Creating a subculture around symbiotic cultures? That’s precisely what is happening in Western North Carolina’s fast-growing fermented food and beverage industries. Cultivating beneficial microorganisms to yield tasty drinks and foods that benefit the mind, body and spirit is being embraced as a business opportunity by an ever-increasing number of locals.
A trend that started quietly in Asheville a few years ago with success stories like Buchi Kombucha and Green River Picklers is now picking up steam. “There are quite a few other fermenters in town, and I think we’re all just starting to get to know each other,” says Janelle Lucido-Conate, whose business, Our Daily Kraut, specializes in kraut, kimchi and pickles made from locally sourced vegetables and herbs.
She is also in the process of expanding her product line to include ferments she has been making for her own family for years, including hot sauce, pickled carrots and pickled beets. Her favorite kraut flavor, she says, is Just Jalapeño, which uses only six ingredients — organic cabbage, jalapeño peppers, garlic, hot pepper flakes, sea salt and filtered water. Part of what she loves about her business is working with farmers and other local entrepreneurs to source what she needs.
“I think that’s a big part of why it feels good,” Lucido-Conate says. “For me, it’s like I created my dream job. I get to go to the farm and buy produce directly from the farm. I get to buy produce directly from the farmers market and meet people who live here. I get to offer people food that not only do they get to delight in and enjoy but is also going to heal them.”
Shanti Sunshine Volpe, owner of Shanti Elixirs, shares Lucido-Conate’s enthusiasm for collaborating with nearby growers. In making her Shanti-Jun line of jun, a fermented green tea and honey beverage similar to kombucha, she works with Western North Carolina producers including Haw Creek Honey, Jah Works Farm, Bear Necessities Farm, Myseanica Family Farm and Locally Good Farm. She also believes her fellow fermentation entrepreneurs are more friends that foes.
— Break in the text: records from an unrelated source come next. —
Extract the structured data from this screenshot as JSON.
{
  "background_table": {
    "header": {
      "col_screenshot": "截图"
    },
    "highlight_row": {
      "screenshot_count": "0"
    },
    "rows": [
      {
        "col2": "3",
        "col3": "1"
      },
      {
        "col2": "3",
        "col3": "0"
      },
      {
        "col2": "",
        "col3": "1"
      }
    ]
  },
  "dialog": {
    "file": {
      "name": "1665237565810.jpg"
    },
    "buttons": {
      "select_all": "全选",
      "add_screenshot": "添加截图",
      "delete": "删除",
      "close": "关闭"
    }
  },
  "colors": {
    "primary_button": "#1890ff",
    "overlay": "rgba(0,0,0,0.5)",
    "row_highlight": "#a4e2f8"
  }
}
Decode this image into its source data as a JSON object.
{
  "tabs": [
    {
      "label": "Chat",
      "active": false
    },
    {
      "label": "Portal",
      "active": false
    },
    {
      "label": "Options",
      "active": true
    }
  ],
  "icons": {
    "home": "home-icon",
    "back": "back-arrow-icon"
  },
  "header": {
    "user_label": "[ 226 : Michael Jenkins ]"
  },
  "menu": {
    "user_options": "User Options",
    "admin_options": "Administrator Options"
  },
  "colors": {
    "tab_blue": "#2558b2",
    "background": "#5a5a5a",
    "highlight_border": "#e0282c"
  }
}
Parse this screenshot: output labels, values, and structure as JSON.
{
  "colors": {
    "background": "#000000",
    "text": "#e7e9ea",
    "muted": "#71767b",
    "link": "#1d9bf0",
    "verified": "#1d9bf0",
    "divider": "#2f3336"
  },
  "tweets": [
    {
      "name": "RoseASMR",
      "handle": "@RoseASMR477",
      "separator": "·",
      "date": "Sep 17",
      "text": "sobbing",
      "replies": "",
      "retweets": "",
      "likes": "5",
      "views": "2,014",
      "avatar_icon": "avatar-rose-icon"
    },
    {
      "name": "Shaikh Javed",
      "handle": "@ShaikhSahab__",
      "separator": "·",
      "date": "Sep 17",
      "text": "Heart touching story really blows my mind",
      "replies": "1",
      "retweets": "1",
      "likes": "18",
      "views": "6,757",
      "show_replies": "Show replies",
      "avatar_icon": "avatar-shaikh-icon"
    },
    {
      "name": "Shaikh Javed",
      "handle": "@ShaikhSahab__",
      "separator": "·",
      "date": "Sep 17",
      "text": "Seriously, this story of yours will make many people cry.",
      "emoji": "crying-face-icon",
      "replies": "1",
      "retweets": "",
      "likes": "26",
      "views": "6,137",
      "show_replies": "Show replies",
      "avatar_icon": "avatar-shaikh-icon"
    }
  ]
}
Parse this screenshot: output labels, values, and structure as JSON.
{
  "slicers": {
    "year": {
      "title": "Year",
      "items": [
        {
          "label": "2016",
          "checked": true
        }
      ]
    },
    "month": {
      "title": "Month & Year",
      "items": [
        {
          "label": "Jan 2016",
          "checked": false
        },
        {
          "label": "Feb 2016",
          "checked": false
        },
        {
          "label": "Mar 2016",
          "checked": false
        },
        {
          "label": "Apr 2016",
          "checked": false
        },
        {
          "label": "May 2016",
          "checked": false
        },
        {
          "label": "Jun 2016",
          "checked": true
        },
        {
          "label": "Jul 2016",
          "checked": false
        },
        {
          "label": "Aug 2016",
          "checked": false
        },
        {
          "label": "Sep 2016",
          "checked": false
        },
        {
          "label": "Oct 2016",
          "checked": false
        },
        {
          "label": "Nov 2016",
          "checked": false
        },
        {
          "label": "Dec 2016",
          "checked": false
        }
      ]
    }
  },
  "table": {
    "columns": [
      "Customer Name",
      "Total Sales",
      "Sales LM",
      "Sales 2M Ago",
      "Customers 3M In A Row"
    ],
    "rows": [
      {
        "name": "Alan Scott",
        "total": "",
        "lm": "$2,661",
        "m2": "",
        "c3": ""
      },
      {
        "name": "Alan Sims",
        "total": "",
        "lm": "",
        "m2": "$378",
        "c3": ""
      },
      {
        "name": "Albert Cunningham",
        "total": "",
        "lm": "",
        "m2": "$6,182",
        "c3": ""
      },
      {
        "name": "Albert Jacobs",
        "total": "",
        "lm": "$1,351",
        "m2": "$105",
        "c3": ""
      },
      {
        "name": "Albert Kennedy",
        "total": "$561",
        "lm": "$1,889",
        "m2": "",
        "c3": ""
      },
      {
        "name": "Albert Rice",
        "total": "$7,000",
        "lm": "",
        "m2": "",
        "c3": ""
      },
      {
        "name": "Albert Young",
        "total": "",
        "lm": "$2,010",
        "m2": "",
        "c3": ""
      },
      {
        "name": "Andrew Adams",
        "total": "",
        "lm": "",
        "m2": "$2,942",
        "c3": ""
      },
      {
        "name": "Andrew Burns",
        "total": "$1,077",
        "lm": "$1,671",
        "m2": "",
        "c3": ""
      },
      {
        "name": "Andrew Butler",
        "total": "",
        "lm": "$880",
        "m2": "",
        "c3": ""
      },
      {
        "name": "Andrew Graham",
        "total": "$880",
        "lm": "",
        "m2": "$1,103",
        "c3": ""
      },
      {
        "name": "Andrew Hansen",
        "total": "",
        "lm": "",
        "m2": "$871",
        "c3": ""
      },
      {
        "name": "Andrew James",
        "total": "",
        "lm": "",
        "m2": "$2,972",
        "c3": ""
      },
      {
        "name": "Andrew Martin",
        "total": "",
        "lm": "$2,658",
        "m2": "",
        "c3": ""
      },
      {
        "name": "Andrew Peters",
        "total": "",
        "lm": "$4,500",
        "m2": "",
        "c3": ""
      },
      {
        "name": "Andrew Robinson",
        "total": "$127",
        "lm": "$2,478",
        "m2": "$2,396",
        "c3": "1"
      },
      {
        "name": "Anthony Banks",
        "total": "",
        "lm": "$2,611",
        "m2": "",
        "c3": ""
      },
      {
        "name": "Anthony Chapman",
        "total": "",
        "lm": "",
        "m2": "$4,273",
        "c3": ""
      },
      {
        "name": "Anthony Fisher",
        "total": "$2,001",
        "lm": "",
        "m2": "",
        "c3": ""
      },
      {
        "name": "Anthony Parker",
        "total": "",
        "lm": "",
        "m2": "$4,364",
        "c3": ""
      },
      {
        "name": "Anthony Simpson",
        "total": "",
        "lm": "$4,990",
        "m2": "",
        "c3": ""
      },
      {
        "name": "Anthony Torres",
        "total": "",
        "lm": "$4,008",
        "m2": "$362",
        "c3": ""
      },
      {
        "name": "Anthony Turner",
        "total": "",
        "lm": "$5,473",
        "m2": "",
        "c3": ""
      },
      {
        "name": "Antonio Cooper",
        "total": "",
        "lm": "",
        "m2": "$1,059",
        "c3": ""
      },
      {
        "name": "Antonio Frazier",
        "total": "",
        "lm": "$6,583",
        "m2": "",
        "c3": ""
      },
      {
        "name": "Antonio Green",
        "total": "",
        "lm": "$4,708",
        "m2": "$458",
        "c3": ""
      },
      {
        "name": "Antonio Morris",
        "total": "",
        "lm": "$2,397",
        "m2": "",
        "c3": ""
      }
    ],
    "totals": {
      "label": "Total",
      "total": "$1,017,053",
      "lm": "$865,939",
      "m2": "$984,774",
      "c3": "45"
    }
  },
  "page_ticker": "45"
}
“I had the fortune of going to a kombucha international conference where we talked about competition versus support, and it seems like in the fermented beverage and food industry there’s a lot of support,” says Volpe, whose product is the first locally made jun offering to hit the market in the Asheville area. “I think that there is no need for us to have concerns or anxieties around competition. People will connect with the people and flavors that resonate most with them.”
Clare Schwartz, outreach coordinator of the French Broad Food Co-op, says fermented foods and beverages are hot with customers. The shop currently carries three lines of locally made ferments and is working on adding two more kraut vendors. The weekly French Broad Co-op Tailgate Market has its own sauerkraut vendor as well. “It is a more popular food right now,” she says. “I think people are realizing the benefits of the probiotics and the enzymes in there.”
Two product categories are especially in demand at the co-op — kombucha and kimchi. “Krauts have always been popular, but I think the kimchi phenomenon has definitely spiked in the last year for sure,” says Schwartz. Pointing to a cooler in the front of the store, she adds, “We can’t keep kombucha in stock; it’s bizarre. I mean that whole 4-foot cooler is all kombucha.” Among other lines of fermented beverages, the store features the locally made Buchi brand of kombucha as well as products from the Charlotte-based Lenny Boy Brewing Co.
In January, Consumer Reports listed fermented foods as one of the healthiest food trends for 2017. According to the article, “between 2014 and 2016, natural grocery stores saw a 50 percent increase in the sale of probiotics and prebiotics supplements — live bacteria and plant fibers that have been linked to a healthy microbiome. But you can get also get probiotics in fermented foods such as kefir, kimchi, kombucha, sauerkraut and yogurt.”
“People are aware of the benefits of probiotics, but they may not be aware that it’s best to get the probiotics in foods or beverages, and that your body will absorb them more easily, more readily, if you get them from foods and beverages,” says Volpe.
She also points out that some studies show that the microbes in fermented products can offer protection from toxins and disease. “The microflora that live in fermented foods and beverages basically help line the gut flora and protect the gut from pathogens, so you can really boost your immune system and strengthen your body with more antibodies,” she says.
“I just started brewing in September and selling at the farmers market on April 1, and already I’ve had so many people come back to me to say that their digestive system issues are being healed by these fermented beverages and foods, and it just feels really good to be a part of that healing process,” says Volpe, who began brewing Shanti-Jun as an add-on to her essential oils business. She says she has been pleasantly surprised by the new venture’s quick growth.
Shanti-Jun is available at Asheville City Market, West Asheville Tailgate Market and Asheville City Market South and will soon be available on tap at Avenue M. For details, visit shantielixirs.com.
Our Daily Kraut products can be found at Asheville City Market, Asheville City Market South, French Broad Food Co-op outdoor market and store, Hickory Nut Gap Farm Store and online at JanelleLucido.com.